When May Lee Davis was looking for a pizzazzy name to reflect her ascending career as a standup comedian, she was suddenly inspired by a large neon sign that identified the Santa Monica Pier. She added a well-placed P, and just like that, May Lee Davis became Monica Piper.
Piper is still going strong. Her latest performance was commissioned by the Jewish Women’s Theater and tells the story of her life in hilarious detail. The one-woman show is called Not That Jewish and can be seen at the JWT in its new venue at The Braid in Santa Monica.
She talks about her father, a vaudevillian who encouraged her by passing on his particularly Jewish shticks, and her mother, who specialized in making chopped liver. “So when a Jewish person asks ‘What am I, chopped liver?’ The answer is ‘Yes,’” Piper says.
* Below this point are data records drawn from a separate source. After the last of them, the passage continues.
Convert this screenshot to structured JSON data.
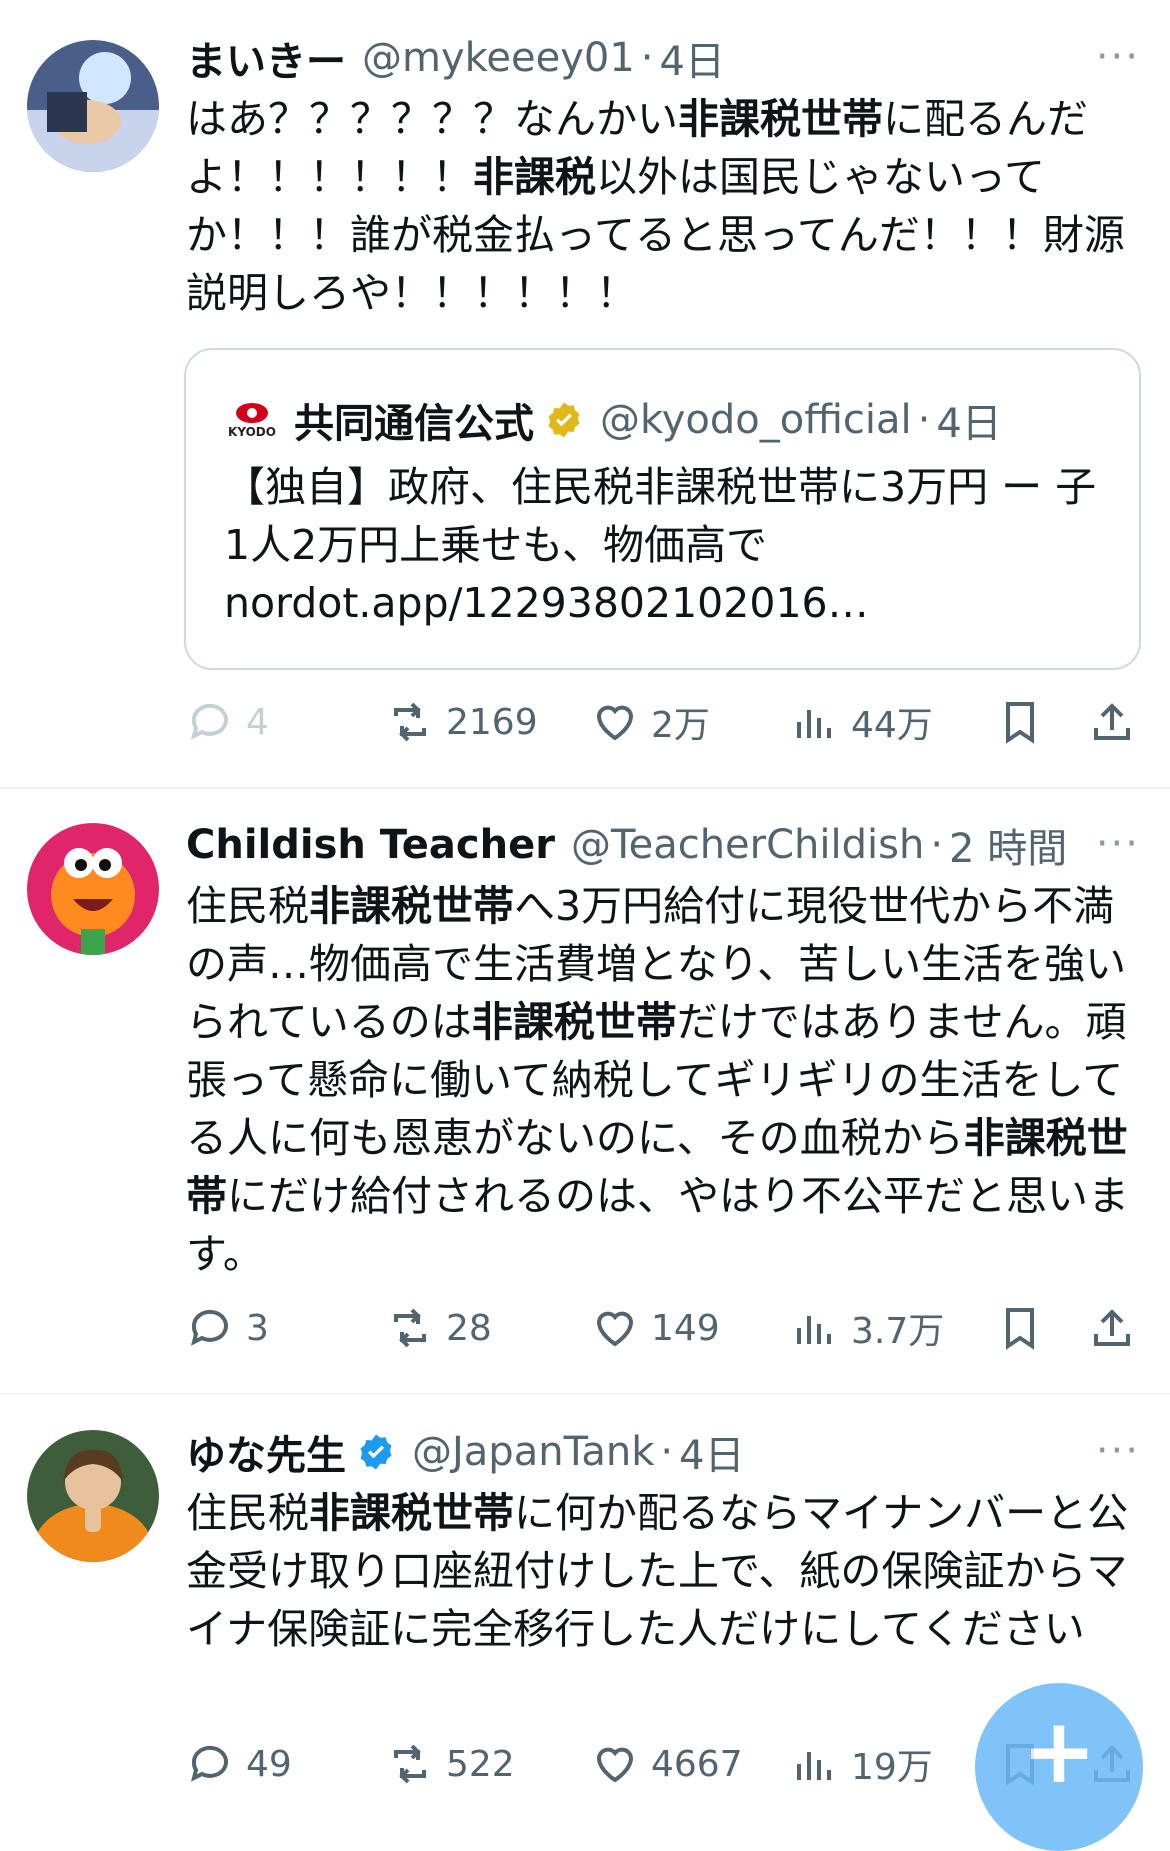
{
  "tweets": [
    {
      "name": "まいきー",
      "handle": "@mykeeey01",
      "time": "4日",
      "more": "···",
      "text_parts": [
        "はあ？？？？？？なんかい",
        "非課税世帯",
        "に配るんだよ！！！！！！",
        "非課税",
        "以外は国民じゃないってか！！！誰が税金払ってると思ってんだ！！！財源説明しろや！！！！！！"
      ],
      "quote": {
        "logo_text": "KYODO",
        "name": "共同通信公式",
        "handle": "@kyodo_official",
        "time": "4日",
        "text": "【独自】政府、住民税非課税世帯に3万円 ー 子1人2万円上乗せも、物価高で nordot.app/12293802102016…"
      },
      "stats": {
        "replies": "4",
        "retweets": "2169",
        "likes": "2万",
        "views": "44万"
      }
    },
    {
      "name": "Childish Teacher",
      "handle": "@TeacherChildish",
      "time": "2 時間",
      "more": "···",
      "text_parts": [
        "住民税",
        "非課税世帯",
        "へ3万円給付に現役世代から不満の声…物価高で生活費増となり、苦しい生活を強いられているのは",
        "非課税世帯",
        "だけではありません。頑張って懸命に働いて納税してギリギリの生活をしてる人に何も恩恵がないのに、その血税から",
        "非課税世帯",
        "にだけ給付されるのは、やはり不公平だと思います。"
      ],
      "stats": {
        "replies": "3",
        "retweets": "28",
        "likes": "149",
        "views": "3.7万"
      }
    },
    {
      "name": "ゆな先生",
      "handle": "@JapanTank",
      "time": "4日",
      "more": "···",
      "text_parts": [
        "住民税",
        "非課税世帯",
        "に何か配るならマイナンバーと公金受け取り口座紐付けした上で、紙の保険証からマイナ保険証に完全移行した人だけにしてください"
      ],
      "stats": {
        "replies": "49",
        "retweets": "522",
        "likes": "4667",
        "views": "19万"
      }
    }
  ],
  "fab": {
    "label": "+"
  },
  "colors": {
    "verified_blue": "#1d9bf0",
    "verified_gold": "#e2b719",
    "fab": "#69b9f7",
    "secondary_text": "#536471"
  }
}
She tells of her marriage to a blond, blue-eyed Gentile god and her mother-in-law’s wedding invitation which announced her handsome Harvard-educated lawyer son’s marriage to “a short Jewish girl who smokes.”
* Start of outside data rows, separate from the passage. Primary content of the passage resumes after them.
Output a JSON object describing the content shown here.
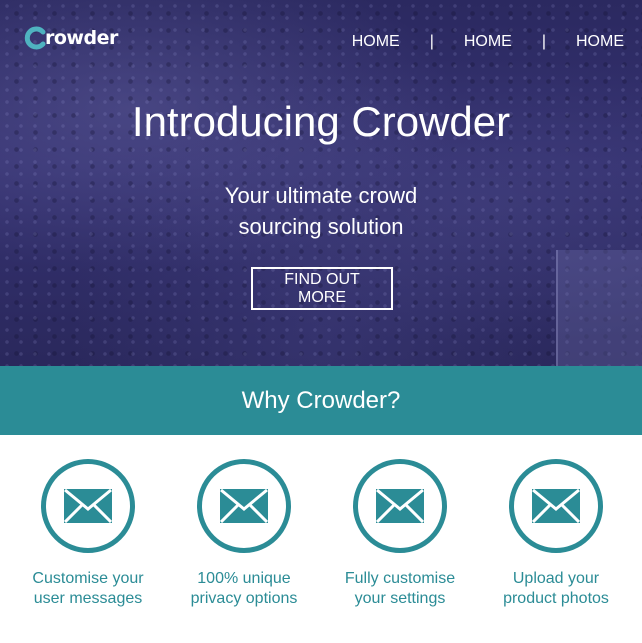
{
  "brand": {
    "logo_text": "rowder",
    "logo_mark": "C",
    "accent_color": "#2b8c96",
    "hero_overlay_color": "#2c2a5e"
  },
  "nav": {
    "items": [
      {
        "label": "HOME"
      },
      {
        "label": "HOME"
      },
      {
        "label": "HOME"
      }
    ],
    "separator": "|"
  },
  "hero": {
    "title": "Introducing Crowder",
    "subtitle_line1": "Your ultimate crowd",
    "subtitle_line2": "sourcing solution",
    "cta_label": "FIND OUT MORE"
  },
  "why": {
    "title": "Why Crowder?"
  },
  "features": [
    {
      "icon": "envelope-icon",
      "line1": "Customise your",
      "line2": "user messages"
    },
    {
      "icon": "envelope-icon",
      "line1": "100% unique",
      "line2": "privacy options"
    },
    {
      "icon": "envelope-icon",
      "line1": "Fully customise",
      "line2": "your settings"
    },
    {
      "icon": "envelope-icon",
      "line1": "Upload your",
      "line2": "product photos"
    }
  ]
}
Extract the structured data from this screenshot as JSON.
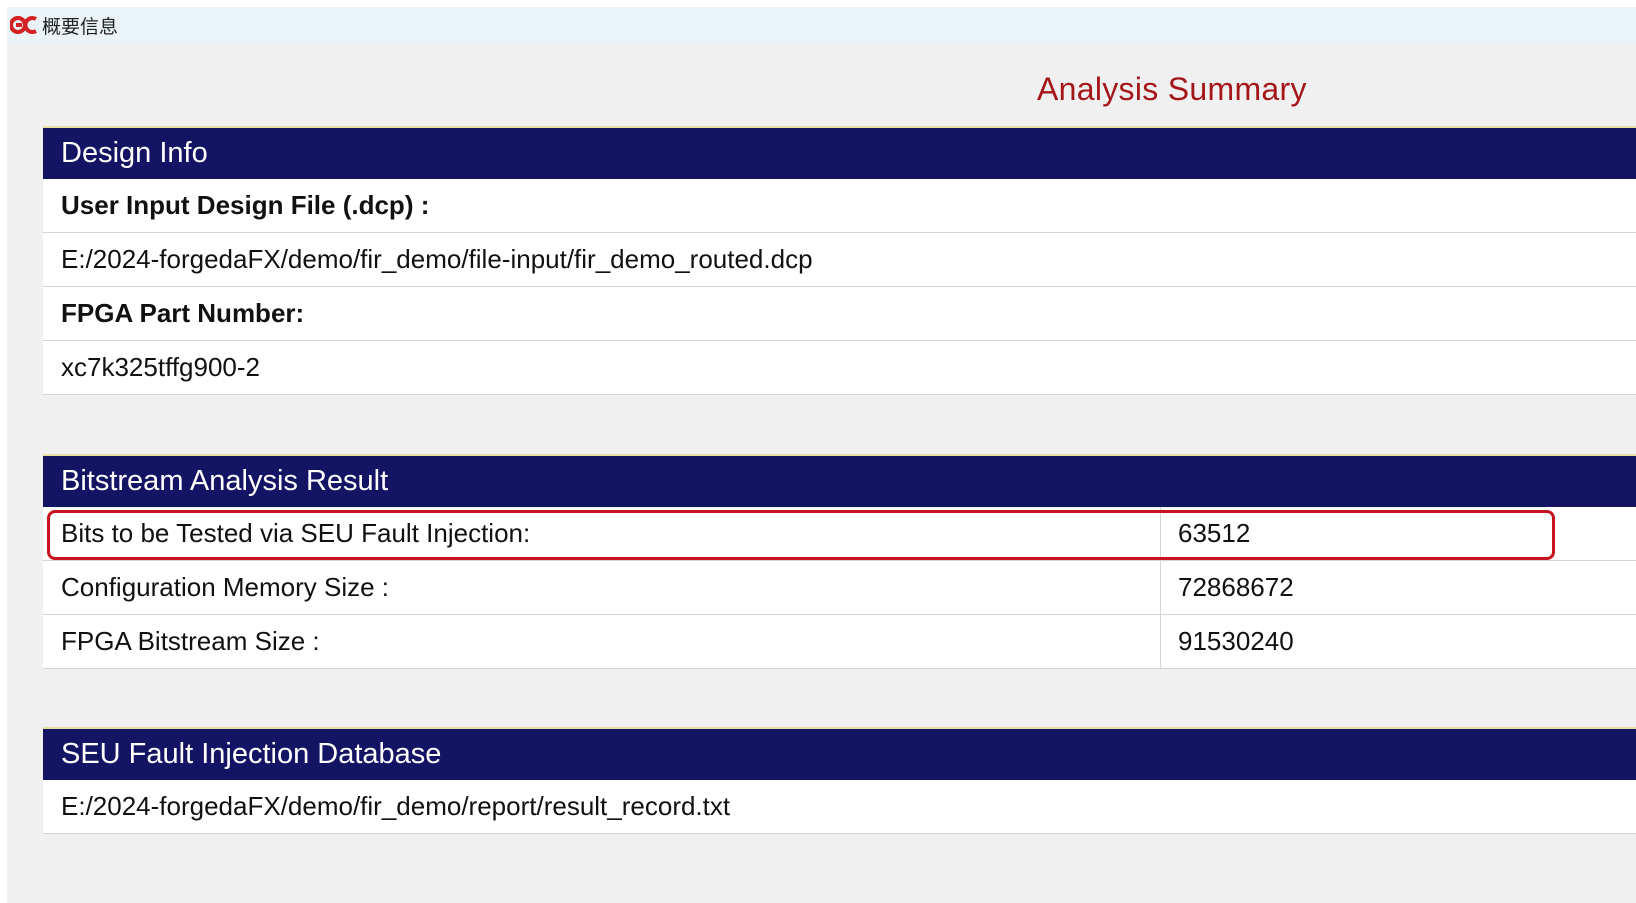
{
  "window": {
    "title": "概要信息"
  },
  "page": {
    "title": "Analysis Summary"
  },
  "design_info": {
    "header": "Design Info",
    "rows": [
      {
        "text": "User Input Design File (.dcp) :",
        "bold": true
      },
      {
        "text": "E:/2024-forgedaFX/demo/fir_demo/file-input/fir_demo_routed.dcp",
        "bold": false
      },
      {
        "text": "FPGA Part Number:",
        "bold": true
      },
      {
        "text": "xc7k325tffg900-2",
        "bold": false
      }
    ]
  },
  "bitstream": {
    "header": "Bitstream Analysis Result",
    "rows": [
      {
        "label": "Bits to be Tested via SEU Fault Injection:",
        "value": "63512"
      },
      {
        "label": "Configuration Memory Size :",
        "value": "72868672"
      },
      {
        "label": "FPGA Bitstream Size :",
        "value": "91530240"
      }
    ]
  },
  "database": {
    "header": "SEU Fault Injection Database",
    "path": "E:/2024-forgedaFX/demo/fir_demo/report/result_record.txt"
  },
  "colors": {
    "header_bg": "#141464",
    "title_red": "#a4161a",
    "highlight": "#c8141e"
  },
  "icons": {
    "logo": "forgeda-logo-icon"
  }
}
At that point, Piper says, she didn’t know which was worse, “being Jewish or being short.”
So, after she and the god divorced, she became an English teacher, but, she says, she “couldn’t handle the money or the prestige.”
Moving on, she studied improv with Second City in Chicago and then, going solo, she became one of Showtime Network’s Comedy All-Stars and landed her own Ace Award-winning Showtime Special, No Monica…Just You.
After being nominated for an American Comedy Award as one of the top five female comedians in the country, she went on to write for Roseanne Barr on the hit sit-com Roseanne.
She also wrote for Mad About You, Veronica’s Closet, and Duckman, won an Emmy for the #1 children’s animated series, Rugrats, and developed and wrote series for Nickelodeon, Disney, and Cartoon Network.
Then, with her usual “Jew ne sais quoi”, she married again, to another blond, blue-eyed Gentile. “It could have worked out,” she explains, “if he’d been an entirely different person.”
She talks about her neighbor, whose dog was named Get off the fucking couch. “And isn’t that a coincidence,” she says. “Her husband was named that, too.”
She talks about having a yard sale and finding that “a blouse I had spent $100 on no one would buy for a quarter.”
And then, with her biological clock ticking, she decided, at 41, to adopt. Her son Jake, now a young man, provides additional spice to her story, as she tells of the challenges of being his mother and bringing him up alone.
She also tells, with great poignancy, of the death of her father, her mother’s struggle with Alzheimer’s, and her own battle with cancer. “So what do Jews do in times of crisis?” she asks. “They complain!”
But there is little complaint from Monica Piper. Turning adversity into comedy and idiocy into irony, she presents her life with no holds barred, and, despite the vexations, she appears to have enjoyed every minute of it.
And so will you.
Monica Piper in Not That Jewish will continue at The Braid, 2912 Colorado Ave., #102. In Santa Monica on Thursdays and Saturdays at 8 pm and Sundays at 2 and 7:30 pm through December 21st. Call (310) 315-1400 or visit www.jewishtheatreorg, for tickets.